AVAILABLE RECORDS:

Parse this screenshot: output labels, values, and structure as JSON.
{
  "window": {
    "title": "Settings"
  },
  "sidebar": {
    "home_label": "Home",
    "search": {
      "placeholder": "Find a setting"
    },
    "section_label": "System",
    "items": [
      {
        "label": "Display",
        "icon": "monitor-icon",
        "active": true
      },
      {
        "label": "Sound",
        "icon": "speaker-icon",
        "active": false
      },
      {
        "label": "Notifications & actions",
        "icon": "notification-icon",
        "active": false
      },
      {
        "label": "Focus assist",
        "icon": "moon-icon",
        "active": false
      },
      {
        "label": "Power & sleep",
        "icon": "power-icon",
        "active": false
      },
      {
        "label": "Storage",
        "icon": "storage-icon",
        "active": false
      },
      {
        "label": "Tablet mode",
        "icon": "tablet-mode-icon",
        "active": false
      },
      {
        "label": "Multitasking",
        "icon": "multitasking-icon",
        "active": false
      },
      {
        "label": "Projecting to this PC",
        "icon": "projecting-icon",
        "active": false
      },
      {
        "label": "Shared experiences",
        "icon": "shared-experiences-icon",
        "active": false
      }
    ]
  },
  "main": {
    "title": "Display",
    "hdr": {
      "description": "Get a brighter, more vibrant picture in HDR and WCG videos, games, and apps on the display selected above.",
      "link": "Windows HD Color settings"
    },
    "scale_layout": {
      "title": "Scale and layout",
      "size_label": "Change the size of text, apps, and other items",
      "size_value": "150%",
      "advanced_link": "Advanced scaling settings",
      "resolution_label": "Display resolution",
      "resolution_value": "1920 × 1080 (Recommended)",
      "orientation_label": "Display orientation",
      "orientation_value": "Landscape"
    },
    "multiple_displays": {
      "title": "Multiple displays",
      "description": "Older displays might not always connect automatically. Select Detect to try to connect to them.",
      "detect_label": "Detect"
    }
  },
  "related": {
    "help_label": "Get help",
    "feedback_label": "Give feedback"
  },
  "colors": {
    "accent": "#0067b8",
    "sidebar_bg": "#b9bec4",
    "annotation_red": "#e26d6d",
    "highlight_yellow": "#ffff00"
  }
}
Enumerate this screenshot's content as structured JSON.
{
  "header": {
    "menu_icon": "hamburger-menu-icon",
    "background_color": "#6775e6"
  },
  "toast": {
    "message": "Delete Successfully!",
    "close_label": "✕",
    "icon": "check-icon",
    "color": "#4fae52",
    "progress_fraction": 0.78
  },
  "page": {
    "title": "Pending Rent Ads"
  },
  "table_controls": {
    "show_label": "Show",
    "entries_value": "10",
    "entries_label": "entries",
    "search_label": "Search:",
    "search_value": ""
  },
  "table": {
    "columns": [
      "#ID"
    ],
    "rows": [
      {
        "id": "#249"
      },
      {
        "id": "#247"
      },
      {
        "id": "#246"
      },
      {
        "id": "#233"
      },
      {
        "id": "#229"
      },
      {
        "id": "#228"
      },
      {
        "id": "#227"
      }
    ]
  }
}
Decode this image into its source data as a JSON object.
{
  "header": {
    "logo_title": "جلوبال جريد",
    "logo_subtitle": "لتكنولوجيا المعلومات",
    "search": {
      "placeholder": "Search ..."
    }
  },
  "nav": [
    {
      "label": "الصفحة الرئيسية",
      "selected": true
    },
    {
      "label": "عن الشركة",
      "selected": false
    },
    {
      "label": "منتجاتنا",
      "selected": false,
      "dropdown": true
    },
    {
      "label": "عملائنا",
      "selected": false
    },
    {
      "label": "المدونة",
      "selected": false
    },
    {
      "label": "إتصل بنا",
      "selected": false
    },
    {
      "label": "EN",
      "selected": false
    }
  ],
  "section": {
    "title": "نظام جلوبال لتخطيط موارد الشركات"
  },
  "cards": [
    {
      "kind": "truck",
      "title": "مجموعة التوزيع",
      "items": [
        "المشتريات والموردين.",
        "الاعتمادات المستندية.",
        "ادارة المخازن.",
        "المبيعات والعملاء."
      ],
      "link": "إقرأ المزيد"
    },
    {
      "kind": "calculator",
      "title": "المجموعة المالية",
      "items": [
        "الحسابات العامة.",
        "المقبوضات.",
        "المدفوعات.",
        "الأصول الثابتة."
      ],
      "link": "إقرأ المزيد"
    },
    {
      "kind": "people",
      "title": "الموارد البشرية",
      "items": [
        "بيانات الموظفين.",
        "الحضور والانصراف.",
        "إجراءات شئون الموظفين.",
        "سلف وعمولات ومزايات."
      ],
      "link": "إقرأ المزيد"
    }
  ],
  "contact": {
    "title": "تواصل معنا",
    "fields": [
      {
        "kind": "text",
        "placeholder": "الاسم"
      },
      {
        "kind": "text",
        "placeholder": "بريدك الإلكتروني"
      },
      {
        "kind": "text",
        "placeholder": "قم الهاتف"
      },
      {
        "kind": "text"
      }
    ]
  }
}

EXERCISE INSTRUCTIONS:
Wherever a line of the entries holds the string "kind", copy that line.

SOLUTION TO THIS PROBLEM:
      "kind": "truck",
      "kind": "calculator",
      "kind": "people",
        "kind": "text",
        "kind": "text",
        "kind": "text",
        "kind": "text"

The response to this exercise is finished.